The great New York Jets quarterback Joe Namath, known as a man who could burn the candle at both ends, was asked before one Superbowl appearance whether he preferred Astro or grass. "I dunno," he replied. "I've never smoked Astro."
None of Torquay United's current players are smokers, but how they make the transition from artificial to real grass – if there is any left by the second half – may make or break their hopes of beating Exeter City at Plainmoor today.
Nearly every Gulls training session for the past fortnight has had to be carried out in the gym or on the all-weather pitch at nearby Paignton College, and anything further removed from the surface which will confront them this afternoon is hard to imagine.
In fairness, City will not be looking forward to playing on what may turn into a quagmire either, and United boss Martin Ling believes the conditions may hold the key to a derby game which is eagerly awaited by both sets of supporters.
"It's not going to be a game for the purists," said Ling, "and it may be a battle, a survival of the fittest.
"You have got to play the conditions always.
"If the pitch is a bit of a bog, it's no good playing tippy-tappy football.
"The reason why I was quite pleased against Northampton [1-1] last week was that we matched physically, and they're a big, big side.
"We can mix and match it with other teams if we have to."
It is nearly five years since the clubs last met, and if today's match even approaches the drama of 2008, we'll all need a stiff drink at the end of it all.
Many Gulls supporters have still not got over it.
City, trailing 1-0 on the night and 3-1 on aggregate with 20 minutes to go in the second leg of the Conference play-off semi-final at Plainmoor, managed to pull off one of the most stunning comebacks in their history, winning 4-1 (5-3 aggregate).
Days later United had to drag themselves up to Wembley for an FA Trophy final they also lost, 1-0 to unfancied Ebbsfleet United, and it was precious little consolation when the Grecians also went down in the Conference final, to Morecambe.
United fans see today's game as not just a chance to wipe away some of the memory of 2008 but also, in many ways, as more important than Boxing Day's trip to Plymouth Argyle.
Gulls supporters have never had too much of a problem with Argyle – maybe because they have not played them as much over the years – but they do like to beat City.

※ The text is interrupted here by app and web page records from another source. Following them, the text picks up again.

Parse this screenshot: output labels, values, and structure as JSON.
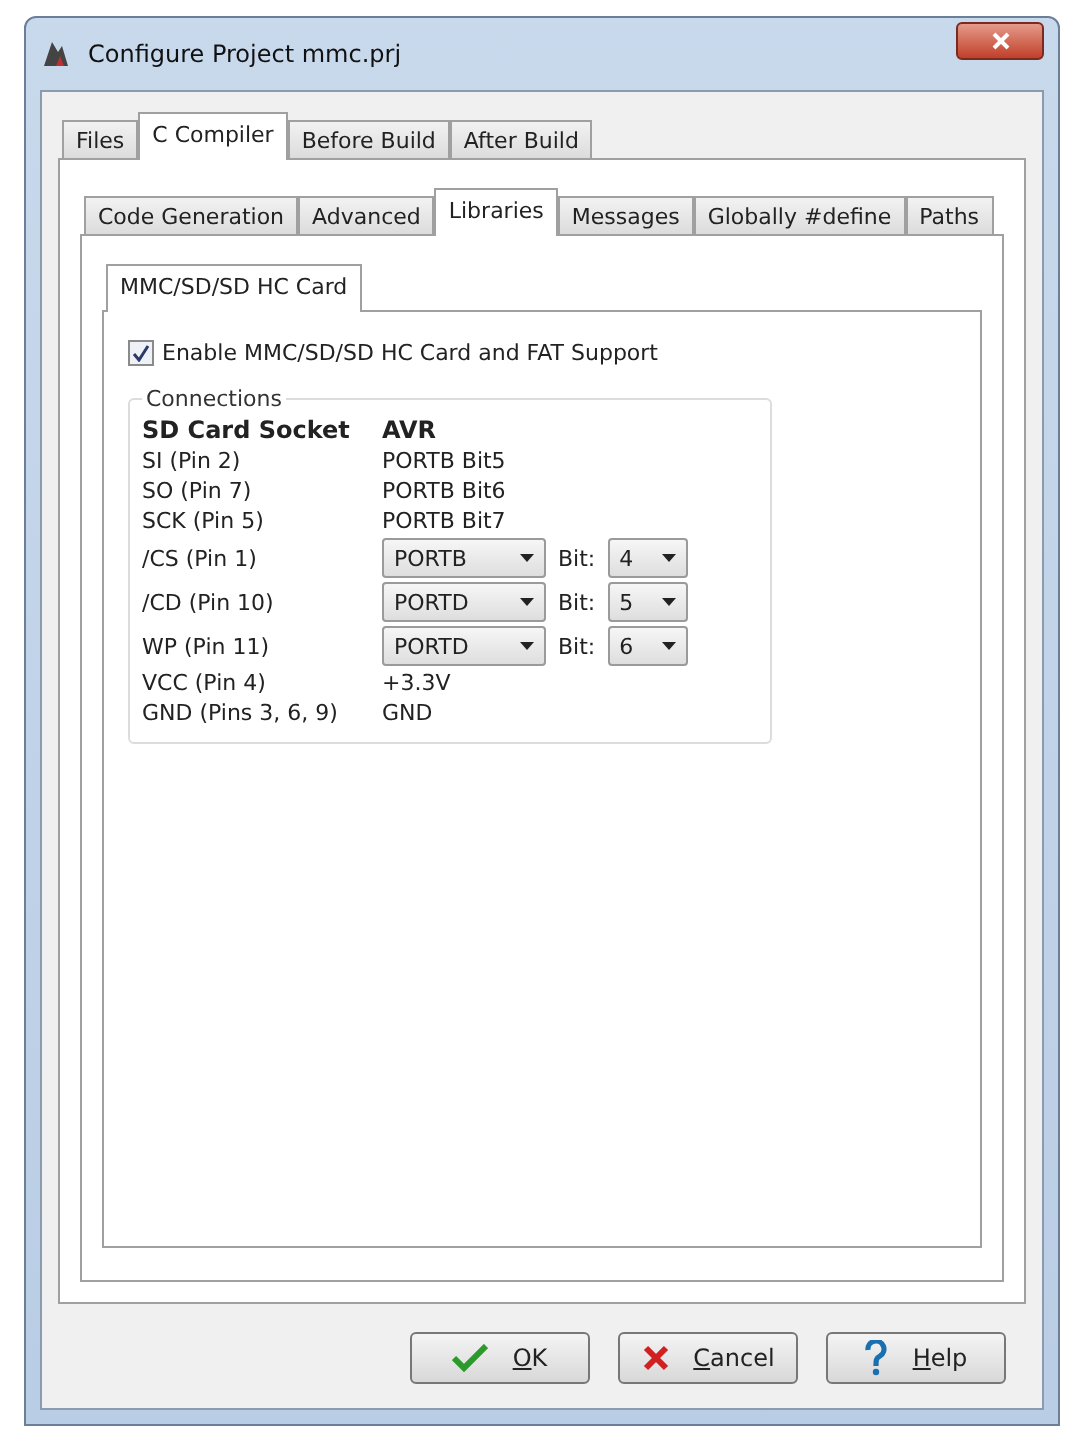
{
  "window": {
    "title": "Configure Project mmc.prj"
  },
  "tabs": [
    {
      "label": "Files",
      "selected": false
    },
    {
      "label": "C Compiler",
      "selected": true
    },
    {
      "label": "Before Build",
      "selected": false
    },
    {
      "label": "After Build",
      "selected": false
    }
  ],
  "subtabs": [
    {
      "label": "Code Generation",
      "selected": false
    },
    {
      "label": "Advanced",
      "selected": false
    },
    {
      "label": "Libraries",
      "selected": true
    },
    {
      "label": "Messages",
      "selected": false
    },
    {
      "label": "Globally #define",
      "selected": false
    },
    {
      "label": "Paths",
      "selected": false
    }
  ],
  "library_tabs": [
    {
      "label": "MMC/SD/SD HC Card",
      "selected": true
    }
  ],
  "enable_option": {
    "label": "Enable MMC/SD/SD HC Card and FAT Support",
    "checked": true
  },
  "connections": {
    "title": "Connections",
    "header": [
      "SD Card Socket",
      "AVR"
    ],
    "rows": [
      {
        "kind": "text",
        "pin": "SI (Pin 2)",
        "value": "PORTB Bit5"
      },
      {
        "kind": "text",
        "pin": "SO (Pin 7)",
        "value": "PORTB Bit6"
      },
      {
        "kind": "text",
        "pin": "SCK (Pin 5)",
        "value": "PORTB Bit7"
      },
      {
        "kind": "select",
        "pin": "/CS (Pin 1)",
        "port": "PORTB",
        "bit_label": "Bit:",
        "bit": "4"
      },
      {
        "kind": "select",
        "pin": "/CD (Pin 10)",
        "port": "PORTD",
        "bit_label": "Bit:",
        "bit": "5"
      },
      {
        "kind": "select",
        "pin": "WP (Pin 11)",
        "port": "PORTD",
        "bit_label": "Bit:",
        "bit": "6"
      },
      {
        "kind": "text",
        "pin": "VCC (Pin 4)",
        "value": "+3.3V"
      },
      {
        "kind": "text",
        "pin": "GND (Pins 3, 6, 9)",
        "value": "GND"
      }
    ]
  },
  "buttons": [
    {
      "kind": "ok",
      "label": "OK"
    },
    {
      "kind": "cancel",
      "label": "Cancel"
    },
    {
      "kind": "help",
      "label": "Help"
    }
  ]
}
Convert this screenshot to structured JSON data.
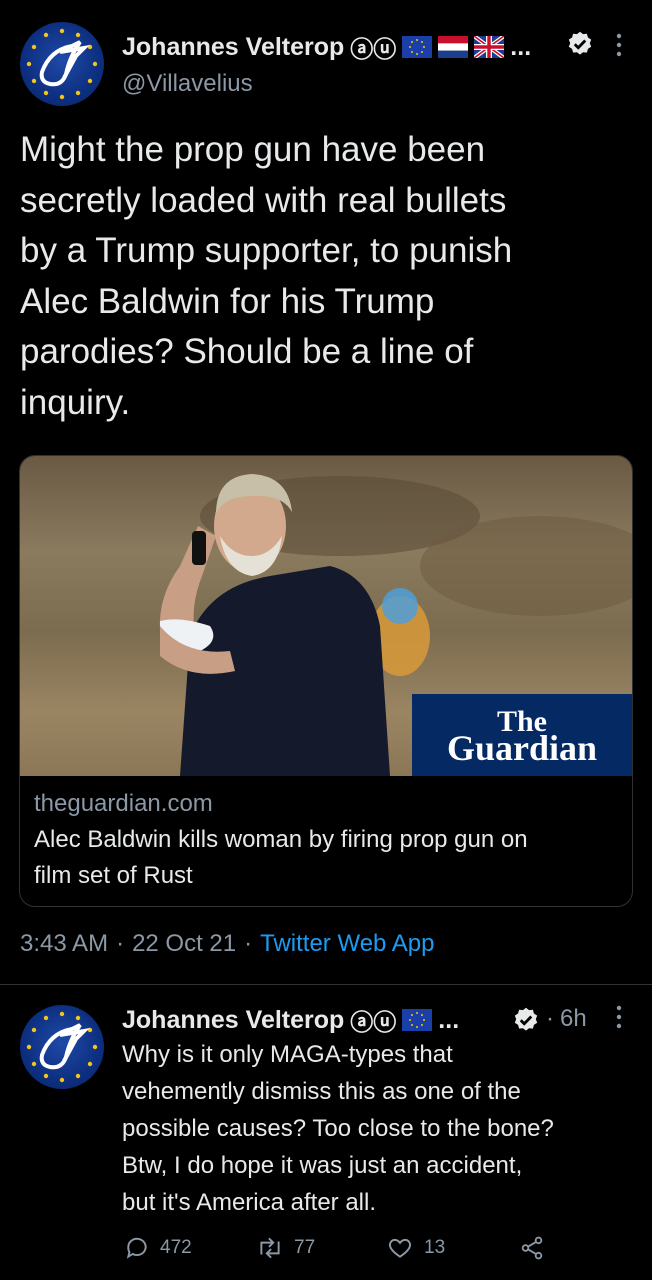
{
  "main_tweet": {
    "author_name": "Johannes Velterop",
    "author_badges": "ⓐⓤ",
    "overflow_indicator": "...",
    "handle": "@Villavelius",
    "text_lines": [
      "Might the prop gun have been",
      "secretly loaded with real bullets",
      "by a Trump supporter, to punish",
      "Alec Baldwin for his Trump",
      "parodies? Should be a line of",
      "inquiry."
    ],
    "card": {
      "logo_line1": "The",
      "logo_line2": "Guardian",
      "domain": "theguardian.com",
      "title_line1": "Alec Baldwin kills woman by firing prop gun on",
      "title_line2": "film set of Rust"
    },
    "time": "3:43 AM",
    "sep1": "·",
    "date": "22 Oct 21",
    "sep2": "·",
    "source": "Twitter Web App"
  },
  "reply": {
    "author_name": "Johannes Velterop",
    "author_badges": "ⓐⓤ",
    "overflow_indicator": "...",
    "age_sep": "·",
    "age": "6h",
    "text_lines": [
      "Why is it only MAGA-types that",
      "vehemently dismiss this as one of the",
      "possible causes? Too close to the bone?",
      "Btw, I do hope it was just an accident,",
      "but it's America after all."
    ],
    "reply_count": "472",
    "retweet_count": "77",
    "like_count": "13"
  },
  "colors": {
    "background": "#000000",
    "accent": "#1d9bf0",
    "secondary_text": "#8b98a5",
    "guardian_blue": "#052962"
  },
  "icons": [
    "avatar-logo",
    "eu-flag-icon",
    "nl-flag-icon",
    "uk-flag-icon",
    "verified-icon",
    "more-icon",
    "reply-icon",
    "retweet-icon",
    "like-icon",
    "share-icon"
  ]
}
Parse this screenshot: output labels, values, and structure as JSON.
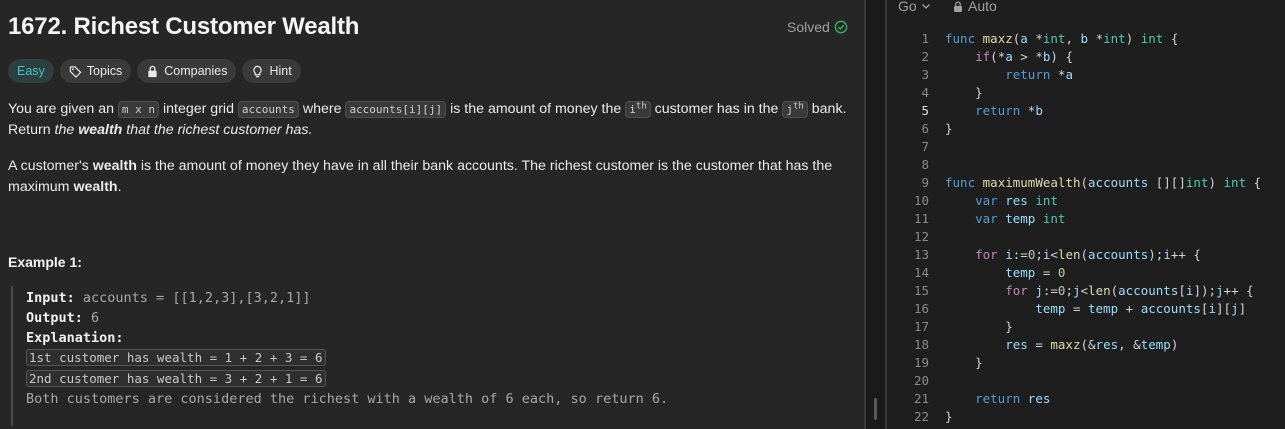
{
  "problem": {
    "title": "1672. Richest Customer Wealth",
    "status": "Solved",
    "tags": [
      {
        "label": "Easy",
        "icon": ""
      },
      {
        "label": "Topics",
        "icon": "tag-icon"
      },
      {
        "label": "Companies",
        "icon": "lock-icon"
      },
      {
        "label": "Hint",
        "icon": "lightbulb-icon"
      }
    ],
    "description": {
      "p1_a": "You are given an ",
      "p1_code1": "m x n",
      "p1_b": " integer grid ",
      "p1_code2": "accounts",
      "p1_c": " where ",
      "p1_code3": "accounts[i][j]",
      "p1_d": " is the amount of money the ",
      "p1_code4": "i",
      "p1_sup1": "th",
      "p1_e": " customer has in the ",
      "p1_code5": "j",
      "p1_sup2": "th",
      "p1_f": " bank.",
      "p1_line2_a": "Return ",
      "p1_line2_italic_a": "the ",
      "p1_line2_bold": "wealth",
      "p1_line2_italic_b": " that the richest customer has.",
      "p2_a": "A customer's ",
      "p2_bold1": "wealth",
      "p2_b": " is the amount of money they have in all their bank accounts. The richest customer is the customer that has the",
      "p2_c": "maximum ",
      "p2_bold2": "wealth",
      "p2_d": "."
    },
    "example": {
      "title": "Example 1:",
      "input_label": "Input:",
      "input_value": " accounts = [[1,2,3],[3,2,1]]",
      "output_label": "Output:",
      "output_value": " 6",
      "explanation_label": "Explanation:",
      "lines": [
        "1st customer has wealth = 1 + 2 + 3 = 6",
        "2nd customer has wealth = 3 + 2 + 1 = 6"
      ],
      "conclusion": "Both customers are considered the richest with a wealth of 6 each, so return 6."
    }
  },
  "editor": {
    "language": "Go",
    "mode": "Auto",
    "active_line": 5,
    "line_numbers": [
      "1",
      "2",
      "3",
      "4",
      "5",
      "6",
      "7",
      "8",
      "9",
      "10",
      "11",
      "12",
      "13",
      "14",
      "15",
      "16",
      "17",
      "18",
      "19",
      "20",
      "21",
      "22"
    ],
    "code_lines": [
      "func maxz(a *int, b *int) int {",
      "    if(*a > *b) {",
      "        return *a",
      "    }",
      "    return *b",
      "}",
      "",
      "",
      "func maximumWealth(accounts [][]int) int {",
      "    var res int",
      "    var temp int",
      "",
      "    for i:=0;i<len(accounts);i++ {",
      "        temp = 0",
      "        for j:=0;j<len(accounts[i]);j++ {",
      "            temp = temp + accounts[i][j]",
      "        }",
      "        res = maxz(&res, &temp)",
      "    }",
      "",
      "    return res",
      "}"
    ]
  },
  "colors": {
    "accent_easy": "#46c6c2",
    "solved_check": "#2cbb5d",
    "panel_bg": "#262626",
    "editor_bg": "#1e1e1e"
  }
}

And they dislike losing to them even more.
A few bob on the draw might not be the worst bet of the weekend.